Things start well enough, as she bounds on stage in a flurry of black and white, looking like she has just escaped from a Mary Quant fashion shoot. She settles immediately, if slightly breathlessly, into the triumphantly breezy 60’s girl group influenced You'll Never Listen. It’s immediately hooky, catchy and straightforward; a future single in the making. Following up with the playful Pipettes-gone-surfing Doo Wah Do and old single Mouthwash, everything so far seems to be on familiar territory. But as the set develops it becomes very clear that the world Kate has been inhabiting for the last two years – dating Ryan Jarman of The Cribs, reading feminist literature and listening to acts such as Bikini Kill and Sonic Youth, has had a profound negative influence. Kate ditches the piano almost completely to play both electric and bass guitar to a backing that ranges through musical textures of the rough, angry and shockingly amateur. It’s like watching a sixth form band have their first ever jam session in a garage.
Introducing one song as being about “Homophobic pricks” the lyrics are “I’ve got a secret I can’t tell you. You would judge.” And that’s it - just repeated over and over again in a jaded nursery rhyme chant over gravely lo-fi guitars, before she finally adds “Why can’t we be friends, you can’t pretend,” at the end. Considering that Nash has been away for two years you have to wonder what she has been doing with her time. This ‘song’ must have taken all of five minutes to construct. The one line repeated trick is used again on the visceral I Just Love You More, which at least has some energy as a redeeming feature, but leaves most of the audience scratching their heads and longing for Foundations, which never comes.
Unfortunately the Nash vocal just isn’t suited to the material. Whereas bands like Yeah Yeah Yeahs or The Pixies ( possible reference points) have a strength of voice that delivers, Nash comes across as a precocious spoilt brat, howling and screaming like a banshee. She’s far better when she’s playing a quiet if lyrically childish ditty that starts by listing all the things she hates ( falling over, grazing her knee) followed by a list of things she likes ( cream teas, strawberries, ghost stories). Although somewhat cringeworthy, at least here her voice is soft, almost come-to-bed seductive and the overall effect is sweetly touching. This is in sharp contrast to the moment when she unleashes a pent up feminist monologue against male rock star behaviour and the audience are barraged with a host of expletives of how she wants to be “fucked” and that “it’s a cold shower and a scramble for a dirty pair of knickers.” She apologises to the fans at the front, explaining that the words are not about her, but it still makes for an intense and uncomfortable listen.

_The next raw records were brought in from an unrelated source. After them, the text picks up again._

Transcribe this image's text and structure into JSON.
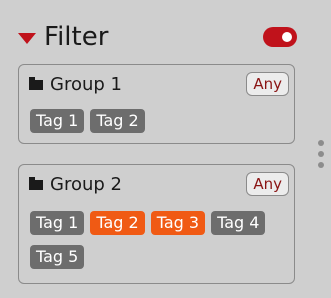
{
  "header": {
    "title": "Filter",
    "caret_icon": "caret-down-icon",
    "toggle_on": true,
    "accent": "#c0121b"
  },
  "groups": [
    {
      "name": "Group 1",
      "match_label": "Any",
      "tags": [
        {
          "label": "Tag 1",
          "selected": false
        },
        {
          "label": "Tag 2",
          "selected": false
        }
      ]
    },
    {
      "name": "Group 2",
      "match_label": "Any",
      "tags": [
        {
          "label": "Tag 1",
          "selected": false
        },
        {
          "label": "Tag 2",
          "selected": true
        },
        {
          "label": "Tag 3",
          "selected": true
        },
        {
          "label": "Tag 4",
          "selected": false
        },
        {
          "label": "Tag 5",
          "selected": false
        }
      ]
    }
  ],
  "colors": {
    "tag_default": "#6d6d6d",
    "tag_selected": "#f05a14"
  },
  "icons": {
    "group_icon": "folder-icon",
    "scroll_handle": "drag-handle-icon"
  }
}
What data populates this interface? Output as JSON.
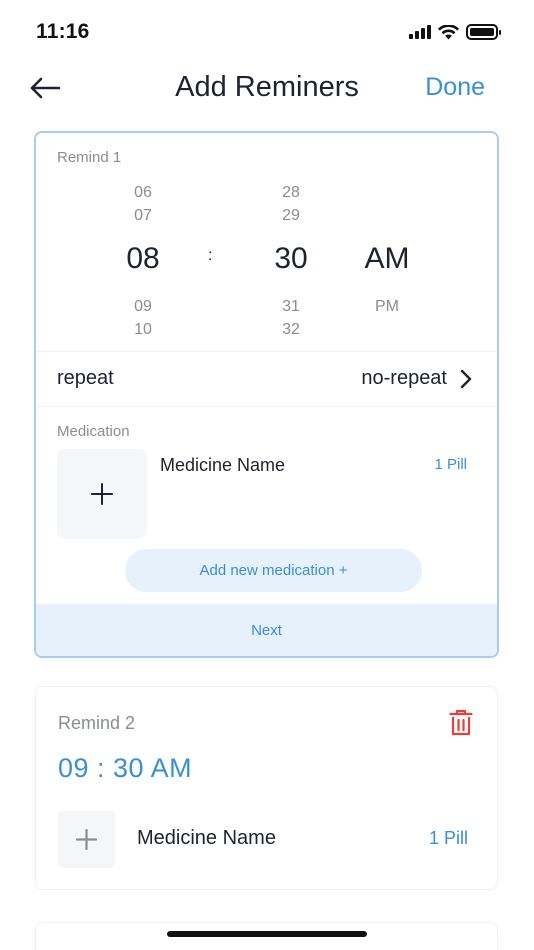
{
  "status_bar": {
    "time": "11:16"
  },
  "nav": {
    "title": "Add Reminers",
    "done_label": "Done"
  },
  "remind_1": {
    "label": "Remind 1",
    "hour": {
      "above": [
        "06",
        "07"
      ],
      "selected": "08",
      "below": [
        "09",
        "10"
      ]
    },
    "separator": ":",
    "minute": {
      "above": [
        "28",
        "29"
      ],
      "selected": "30",
      "below": [
        "31",
        "32"
      ]
    },
    "period": {
      "selected": "AM",
      "below": [
        "PM"
      ]
    },
    "repeat": {
      "label": "repeat",
      "value": "no-repeat"
    },
    "medication": {
      "section_label": "Medication",
      "name": "Medicine Name",
      "dose": "1 Pill"
    },
    "add_medication_label": "Add new medication +",
    "next_label": "Next"
  },
  "remind_2": {
    "label": "Remind 2",
    "time": "09 : 30 AM",
    "medication": {
      "name": "Medicine Name",
      "dose": "1 Pill"
    }
  },
  "colors": {
    "accent": "#3a8fd6",
    "accent_light": "#e6f1fb",
    "danger": "#e5403c",
    "border_active": "#a8cdf0"
  },
  "icons": [
    "back-arrow-icon",
    "chevron-right-icon",
    "plus-icon",
    "trash-icon",
    "signal-icon",
    "wifi-icon",
    "battery-icon"
  ]
}
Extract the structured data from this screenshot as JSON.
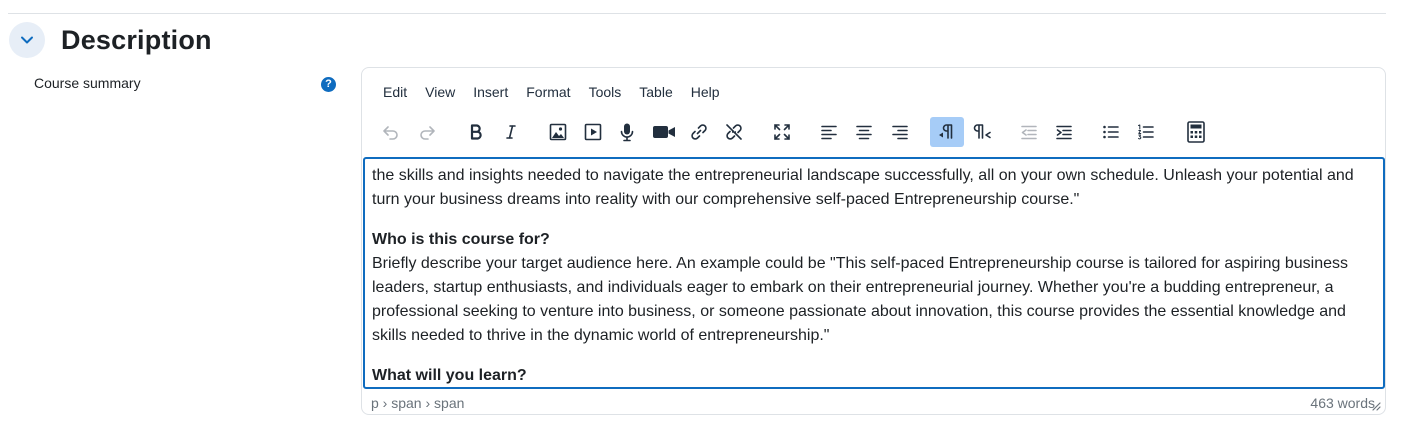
{
  "section": {
    "title": "Description",
    "collapse_icon": "chevron-down-icon"
  },
  "field": {
    "label": "Course summary",
    "help_icon": "question-circle-icon",
    "help_glyph": "?"
  },
  "editor": {
    "menu": [
      "Edit",
      "View",
      "Insert",
      "Format",
      "Tools",
      "Table",
      "Help"
    ],
    "toolbar": [
      {
        "name": "undo-icon",
        "state": "disabled"
      },
      {
        "name": "redo-icon",
        "state": "disabled"
      },
      {
        "name": "bold-icon",
        "state": "normal"
      },
      {
        "name": "italic-icon",
        "state": "normal"
      },
      {
        "name": "image-icon",
        "state": "normal"
      },
      {
        "name": "media-icon",
        "state": "normal"
      },
      {
        "name": "microphone-icon",
        "state": "normal"
      },
      {
        "name": "video-camera-icon",
        "state": "normal"
      },
      {
        "name": "link-icon",
        "state": "normal"
      },
      {
        "name": "unlink-icon",
        "state": "normal"
      },
      {
        "name": "fullscreen-icon",
        "state": "normal"
      },
      {
        "name": "align-left-icon",
        "state": "normal"
      },
      {
        "name": "align-center-icon",
        "state": "normal"
      },
      {
        "name": "align-right-icon",
        "state": "normal"
      },
      {
        "name": "ltr-icon",
        "state": "active"
      },
      {
        "name": "rtl-icon",
        "state": "normal"
      },
      {
        "name": "outdent-icon",
        "state": "disabled"
      },
      {
        "name": "indent-icon",
        "state": "normal"
      },
      {
        "name": "bullet-list-icon",
        "state": "normal"
      },
      {
        "name": "numbered-list-icon",
        "state": "normal"
      },
      {
        "name": "calculator-icon",
        "state": "normal"
      }
    ],
    "content": {
      "para1": "the skills and insights needed to navigate the entrepreneurial landscape successfully, all on your own schedule. Unleash your potential and turn your business dreams into reality with our comprehensive self-paced Entrepreneurship course.\"",
      "heading1": "Who is this course for?",
      "para2": "Briefly describe your target audience here. An example could be \"This self-paced Entrepreneurship course is tailored for aspiring business leaders, startup enthusiasts, and individuals eager to embark on their entrepreneurial journey. Whether you're a budding entrepreneur, a professional seeking to venture into business, or someone passionate about innovation, this course provides the essential knowledge and skills needed to thrive in the dynamic world of entrepreneurship.\"",
      "heading2": "What will you learn?"
    },
    "status": {
      "path": "p › span › span",
      "word_count": "463 words"
    }
  },
  "colors": {
    "accent": "#0f6cbf",
    "active_button": "#a6ccf7",
    "toolbar_icon": "#222f3e"
  }
}
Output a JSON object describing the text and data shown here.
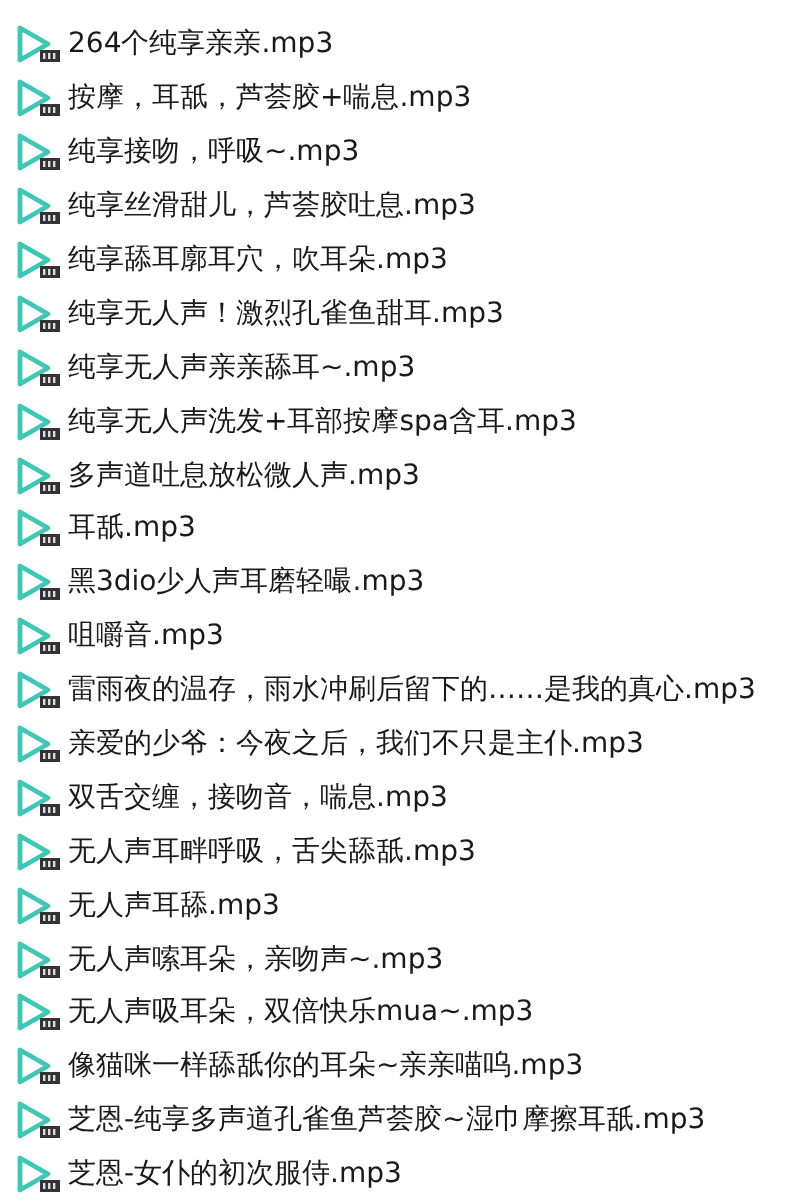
{
  "files": [
    {
      "name": "264个纯享亲亲.mp3"
    },
    {
      "name": "按摩，耳舐，芦荟胶+喘息.mp3"
    },
    {
      "name": "纯享接吻，呼吸~.mp3"
    },
    {
      "name": "纯享丝滑甜儿，芦荟胶吐息.mp3"
    },
    {
      "name": "纯享舔耳廓耳穴，吹耳朵.mp3"
    },
    {
      "name": "纯享无人声！激烈孔雀鱼甜耳.mp3"
    },
    {
      "name": "纯享无人声亲亲舔耳~.mp3"
    },
    {
      "name": "纯享无人声洗发+耳部按摩spa含耳.mp3"
    },
    {
      "name": "多声道吐息放松微人声.mp3"
    },
    {
      "name": "耳舐.mp3"
    },
    {
      "name": "黑3dio少人声耳磨轻嘬.mp3"
    },
    {
      "name": "咀嚼音.mp3"
    },
    {
      "name": "雷雨夜的温存，雨水冲刷后留下的……是我的真心.mp3"
    },
    {
      "name": "亲爱的少爷：今夜之后，我们不只是主仆.mp3"
    },
    {
      "name": "双舌交缠，接吻音，喘息.mp3"
    },
    {
      "name": "无人声耳畔呼吸，舌尖舔舐.mp3"
    },
    {
      "name": "无人声耳舔.mp3"
    },
    {
      "name": "无人声嗦耳朵，亲吻声~.mp3"
    },
    {
      "name": "无人声吸耳朵，双倍快乐mua~.mp3"
    },
    {
      "name": "像猫咪一样舔舐你的耳朵~亲亲喵呜.mp3"
    },
    {
      "name": "芝恩-纯享多声道孔雀鱼芦荟胶~湿巾摩擦耳舐.mp3"
    },
    {
      "name": "芝恩-女仆的初次服侍.mp3"
    }
  ]
}
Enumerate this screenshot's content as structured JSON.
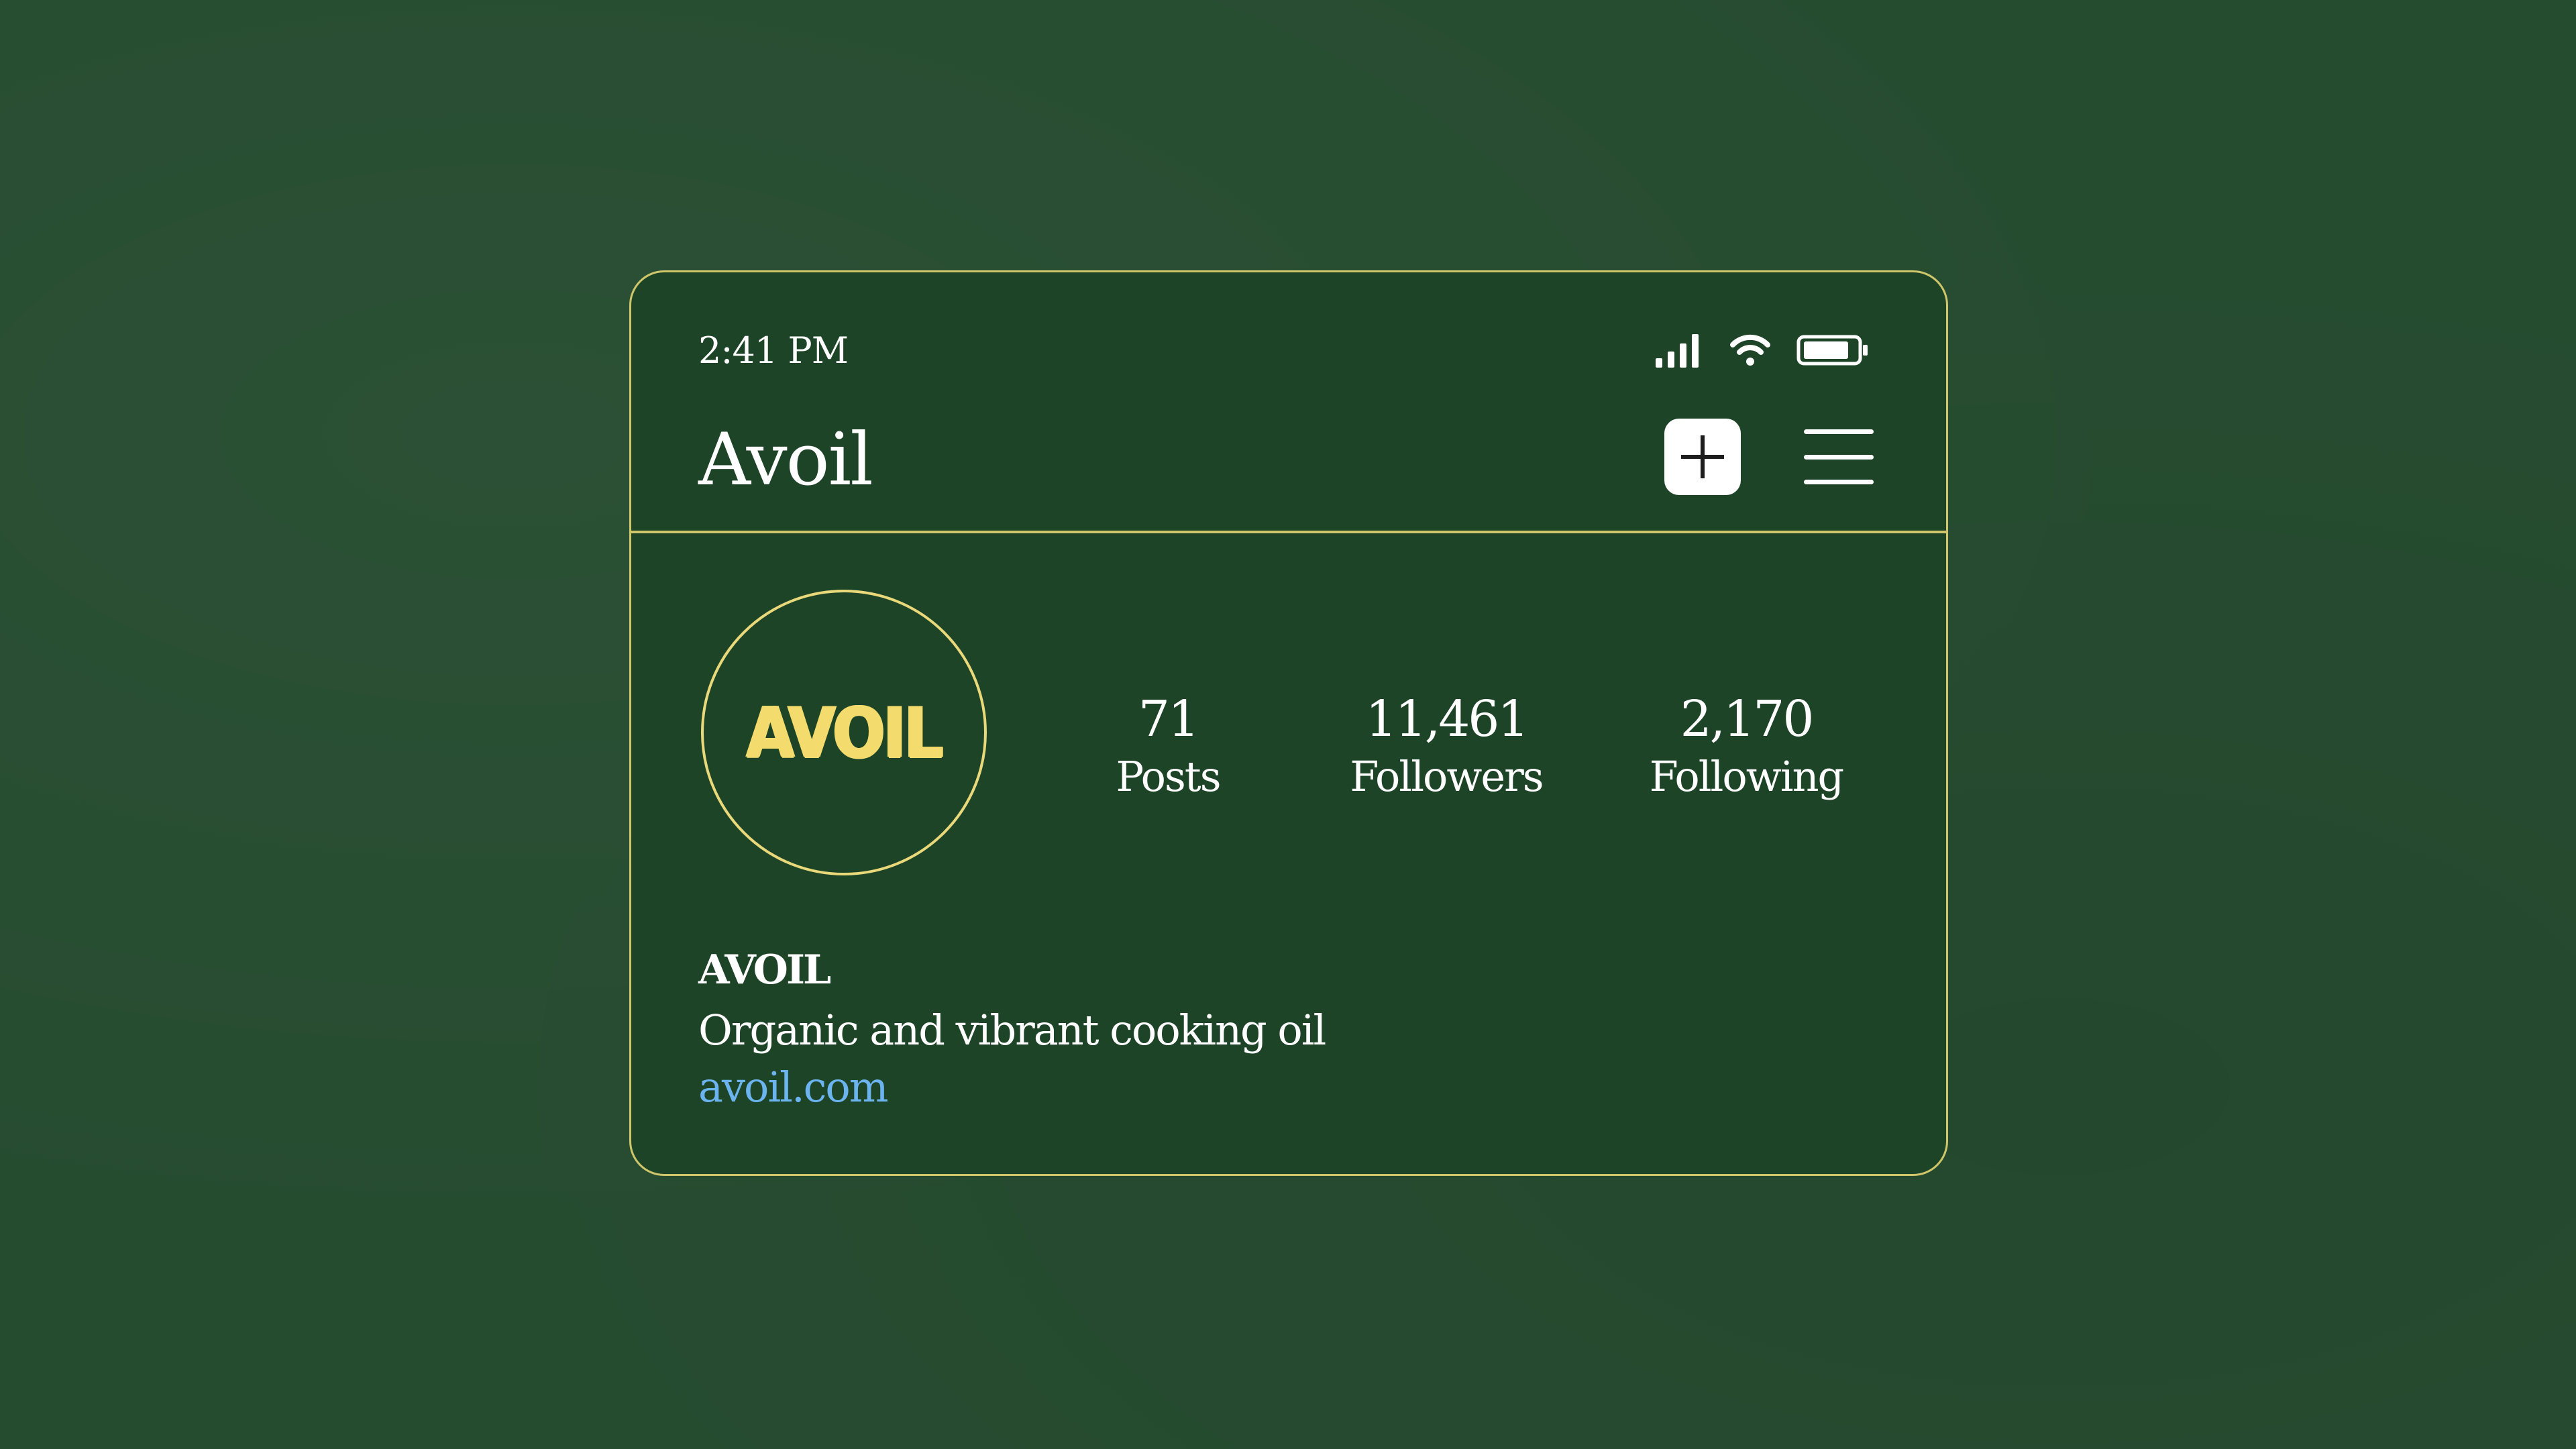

Quite how all of this coarse sound will appear in a recorded form remains to be seen. With Bernard Butler (Duffy, Black Kids etc) at the helm there is some hope that out of this mess will come something coherent and engaging, but on the evidence of this gig it seems that Nash has jumped off the cliff and forgotten her parachute. We commend her for her bravery, but the rudimentary performance and lack of quality in over half of the songs leads to a massive sense of disappointment. Towards the end of the gig Kate suggests that now these songs are the audiences to take and nurture. There don’t seem to be many volunteering to do so. As baffled punters leave the building after very little attempt at demanding an encore, the question being asked is “What on earth was she thinking of?”
A shorter 'remixed' version of this review features at The Dirty South